- _GIVEN INFORMATION_
[Start of Attachment]

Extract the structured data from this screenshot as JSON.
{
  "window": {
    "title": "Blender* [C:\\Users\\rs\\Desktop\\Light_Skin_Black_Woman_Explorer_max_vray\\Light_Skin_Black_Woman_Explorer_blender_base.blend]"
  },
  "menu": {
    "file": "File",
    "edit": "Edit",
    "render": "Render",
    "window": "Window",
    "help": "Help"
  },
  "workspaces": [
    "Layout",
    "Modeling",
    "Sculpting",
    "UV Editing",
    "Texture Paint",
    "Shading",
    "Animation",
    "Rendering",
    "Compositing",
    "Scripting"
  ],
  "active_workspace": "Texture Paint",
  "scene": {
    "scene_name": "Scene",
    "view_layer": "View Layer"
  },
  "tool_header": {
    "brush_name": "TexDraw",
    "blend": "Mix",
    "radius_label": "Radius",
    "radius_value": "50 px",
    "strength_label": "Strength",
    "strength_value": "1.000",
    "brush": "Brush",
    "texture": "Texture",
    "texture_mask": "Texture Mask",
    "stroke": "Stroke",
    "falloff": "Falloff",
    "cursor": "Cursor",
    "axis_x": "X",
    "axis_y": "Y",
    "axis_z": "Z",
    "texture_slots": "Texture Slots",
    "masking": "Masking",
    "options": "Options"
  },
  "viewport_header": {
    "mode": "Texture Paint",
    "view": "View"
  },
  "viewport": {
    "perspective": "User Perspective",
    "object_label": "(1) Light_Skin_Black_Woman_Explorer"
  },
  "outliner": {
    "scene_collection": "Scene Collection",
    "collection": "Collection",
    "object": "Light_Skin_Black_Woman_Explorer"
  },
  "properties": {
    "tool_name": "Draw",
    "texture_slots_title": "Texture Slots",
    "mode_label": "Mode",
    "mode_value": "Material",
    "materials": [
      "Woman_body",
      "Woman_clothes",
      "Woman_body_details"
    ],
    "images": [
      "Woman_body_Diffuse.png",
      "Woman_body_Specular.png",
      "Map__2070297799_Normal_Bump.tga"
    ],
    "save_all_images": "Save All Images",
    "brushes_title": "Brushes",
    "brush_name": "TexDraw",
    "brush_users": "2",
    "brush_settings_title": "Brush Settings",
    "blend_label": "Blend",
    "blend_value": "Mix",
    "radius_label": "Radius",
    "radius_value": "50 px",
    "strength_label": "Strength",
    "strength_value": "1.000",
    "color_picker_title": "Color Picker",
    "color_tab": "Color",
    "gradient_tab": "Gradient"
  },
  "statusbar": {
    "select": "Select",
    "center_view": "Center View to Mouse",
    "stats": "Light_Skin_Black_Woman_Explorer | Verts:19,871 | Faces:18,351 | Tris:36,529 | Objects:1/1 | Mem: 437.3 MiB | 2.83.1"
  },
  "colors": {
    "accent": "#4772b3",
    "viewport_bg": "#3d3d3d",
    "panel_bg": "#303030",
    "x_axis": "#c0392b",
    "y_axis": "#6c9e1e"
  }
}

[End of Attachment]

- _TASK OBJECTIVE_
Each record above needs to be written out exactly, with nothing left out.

- _TASK RESPONSE_
Extract the structured data from this screenshot as JSON.
{
  "window": {
    "title": "Blender* [C:\\Users\\rs\\Desktop\\Light_Skin_Black_Woman_Explorer_max_vray\\Light_Skin_Black_Woman_Explorer_blender_base.blend]"
  },
  "menu": {
    "file": "File",
    "edit": "Edit",
    "render": "Render",
    "window": "Window",
    "help": "Help"
  },
  "workspaces": [
    "Layout",
    "Modeling",
    "Sculpting",
    "UV Editing",
    "Texture Paint",
    "Shading",
    "Animation",
    "Rendering",
    "Compositing",
    "Scripting"
  ],
  "active_workspace": "Texture Paint",
  "scene": {
    "scene_name": "Scene",
    "view_layer": "View Layer"
  },
  "tool_header": {
    "brush_name": "TexDraw",
    "blend": "Mix",
    "radius_label": "Radius",
    "radius_value": "50 px",
    "strength_label": "Strength",
    "strength_value": "1.000",
    "brush": "Brush",
    "texture": "Texture",
    "texture_mask": "Texture Mask",
    "stroke": "Stroke",
    "falloff": "Falloff",
    "cursor": "Cursor",
    "axis_x": "X",
    "axis_y": "Y",
    "axis_z": "Z",
    "texture_slots": "Texture Slots",
    "masking": "Masking",
    "options": "Options"
  },
  "viewport_header": {
    "mode": "Texture Paint",
    "view": "View"
  },
  "viewport": {
    "perspective": "User Perspective",
    "object_label": "(1) Light_Skin_Black_Woman_Explorer"
  },
  "outliner": {
    "scene_collection": "Scene Collection",
    "collection": "Collection",
    "object": "Light_Skin_Black_Woman_Explorer"
  },
  "properties": {
    "tool_name": "Draw",
    "texture_slots_title": "Texture Slots",
    "mode_label": "Mode",
    "mode_value": "Material",
    "materials": [
      "Woman_body",
      "Woman_clothes",
      "Woman_body_details"
    ],
    "images": [
      "Woman_body_Diffuse.png",
      "Woman_body_Specular.png",
      "Map__2070297799_Normal_Bump.tga"
    ],
    "save_all_images": "Save All Images",
    "brushes_title": "Brushes",
    "brush_name": "TexDraw",
    "brush_users": "2",
    "brush_settings_title": "Brush Settings",
    "blend_label": "Blend",
    "blend_value": "Mix",
    "radius_label": "Radius",
    "radius_value": "50 px",
    "strength_label": "Strength",
    "strength_value": "1.000",
    "color_picker_title": "Color Picker",
    "color_tab": "Color",
    "gradient_tab": "Gradient"
  },
  "statusbar": {
    "select": "Select",
    "center_view": "Center View to Mouse",
    "stats": "Light_Skin_Black_Woman_Explorer | Verts:19,871 | Faces:18,351 | Tris:36,529 | Objects:1/1 | Mem: 437.3 MiB | 2.83.1"
  },
  "colors": {
    "accent": "#4772b3",
    "viewport_bg": "#3d3d3d",
    "panel_bg": "#303030",
    "x_axis": "#c0392b",
    "y_axis": "#6c9e1e"
  }
}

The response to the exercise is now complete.